Addressing reporters at the Pakistan Embassy in Washington, Asad Umar said Pakistan was facing three main problems on the economic front — the fiscal deficit, current account deficit and savings and investment gap. He said Pakistan and the International Monetary Fund (IMF) have reached an understanding on a package for bailing out the country’s ailing economy. Although Umar did not explain the irritants that still need to be worked out, reports sad the IMF is insisting on a market-oriented exchange rate while Pakistan wants to retain its current approach of a managed float.
The biggest reason behind Pakistan finance minister’s statement is the crisis which is going deeper day by day and with inflation soaring and debt ballooning, Imran Khan’s finance team is desperate to secure a multi-billion-dollar rescue package from the IMF to avoid economic collapse. The current situation of Pakistan right now is so bad that the country is not taking loans to pay off past loans, but to pay off interest.

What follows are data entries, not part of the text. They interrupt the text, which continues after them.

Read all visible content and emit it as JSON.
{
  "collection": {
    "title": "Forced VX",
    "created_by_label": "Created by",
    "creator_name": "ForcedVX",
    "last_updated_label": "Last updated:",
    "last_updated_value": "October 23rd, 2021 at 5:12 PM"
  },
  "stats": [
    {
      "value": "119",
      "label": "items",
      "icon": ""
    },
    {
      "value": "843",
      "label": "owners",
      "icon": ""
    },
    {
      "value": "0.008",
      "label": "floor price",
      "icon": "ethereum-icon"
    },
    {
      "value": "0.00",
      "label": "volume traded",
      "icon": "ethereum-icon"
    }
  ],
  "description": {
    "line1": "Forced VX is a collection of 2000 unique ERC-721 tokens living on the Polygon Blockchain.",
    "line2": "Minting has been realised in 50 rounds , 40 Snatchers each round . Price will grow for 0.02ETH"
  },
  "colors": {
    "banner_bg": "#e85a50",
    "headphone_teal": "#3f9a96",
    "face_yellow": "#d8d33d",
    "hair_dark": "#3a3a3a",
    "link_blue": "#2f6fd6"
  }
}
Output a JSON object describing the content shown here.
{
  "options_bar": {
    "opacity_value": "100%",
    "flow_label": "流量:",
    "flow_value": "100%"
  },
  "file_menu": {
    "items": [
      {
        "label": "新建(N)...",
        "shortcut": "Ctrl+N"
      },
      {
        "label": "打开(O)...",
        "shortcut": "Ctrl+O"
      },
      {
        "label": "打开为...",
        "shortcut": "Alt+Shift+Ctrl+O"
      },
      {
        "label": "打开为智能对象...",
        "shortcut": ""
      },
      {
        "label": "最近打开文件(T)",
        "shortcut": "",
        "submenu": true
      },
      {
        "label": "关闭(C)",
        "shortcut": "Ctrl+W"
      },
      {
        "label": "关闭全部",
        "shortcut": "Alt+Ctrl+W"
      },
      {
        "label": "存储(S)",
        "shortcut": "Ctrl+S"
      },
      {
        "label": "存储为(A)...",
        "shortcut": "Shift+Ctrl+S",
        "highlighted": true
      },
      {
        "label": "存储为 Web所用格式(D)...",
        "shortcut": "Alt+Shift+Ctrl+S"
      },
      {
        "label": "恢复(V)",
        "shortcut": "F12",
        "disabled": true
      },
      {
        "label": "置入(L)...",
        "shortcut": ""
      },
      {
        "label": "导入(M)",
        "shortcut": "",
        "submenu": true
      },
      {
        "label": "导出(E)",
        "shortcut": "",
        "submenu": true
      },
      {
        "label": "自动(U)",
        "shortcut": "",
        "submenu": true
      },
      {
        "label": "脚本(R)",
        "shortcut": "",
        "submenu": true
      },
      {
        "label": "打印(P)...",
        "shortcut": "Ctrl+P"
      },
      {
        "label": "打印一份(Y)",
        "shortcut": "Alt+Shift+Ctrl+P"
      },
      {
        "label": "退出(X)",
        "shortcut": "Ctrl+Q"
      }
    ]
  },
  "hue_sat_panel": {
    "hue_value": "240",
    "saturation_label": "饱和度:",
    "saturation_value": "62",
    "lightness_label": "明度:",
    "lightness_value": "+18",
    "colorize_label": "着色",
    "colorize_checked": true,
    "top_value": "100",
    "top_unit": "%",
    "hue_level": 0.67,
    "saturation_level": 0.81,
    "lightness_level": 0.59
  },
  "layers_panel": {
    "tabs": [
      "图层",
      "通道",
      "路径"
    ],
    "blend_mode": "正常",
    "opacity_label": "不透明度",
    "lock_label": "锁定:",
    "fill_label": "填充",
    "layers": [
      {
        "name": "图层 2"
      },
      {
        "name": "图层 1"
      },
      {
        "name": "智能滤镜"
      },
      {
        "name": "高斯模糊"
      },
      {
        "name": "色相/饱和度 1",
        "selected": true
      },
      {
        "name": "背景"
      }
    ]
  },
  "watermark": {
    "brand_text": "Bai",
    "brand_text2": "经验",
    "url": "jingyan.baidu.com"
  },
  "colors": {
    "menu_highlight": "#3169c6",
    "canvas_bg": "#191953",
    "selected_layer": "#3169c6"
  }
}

The FATF is an inter-governmental body established in 1989 by the Ministers of its Member jurisdictions to combat money laundering, terrorist financing and other related threats to the integrity of the international financial system.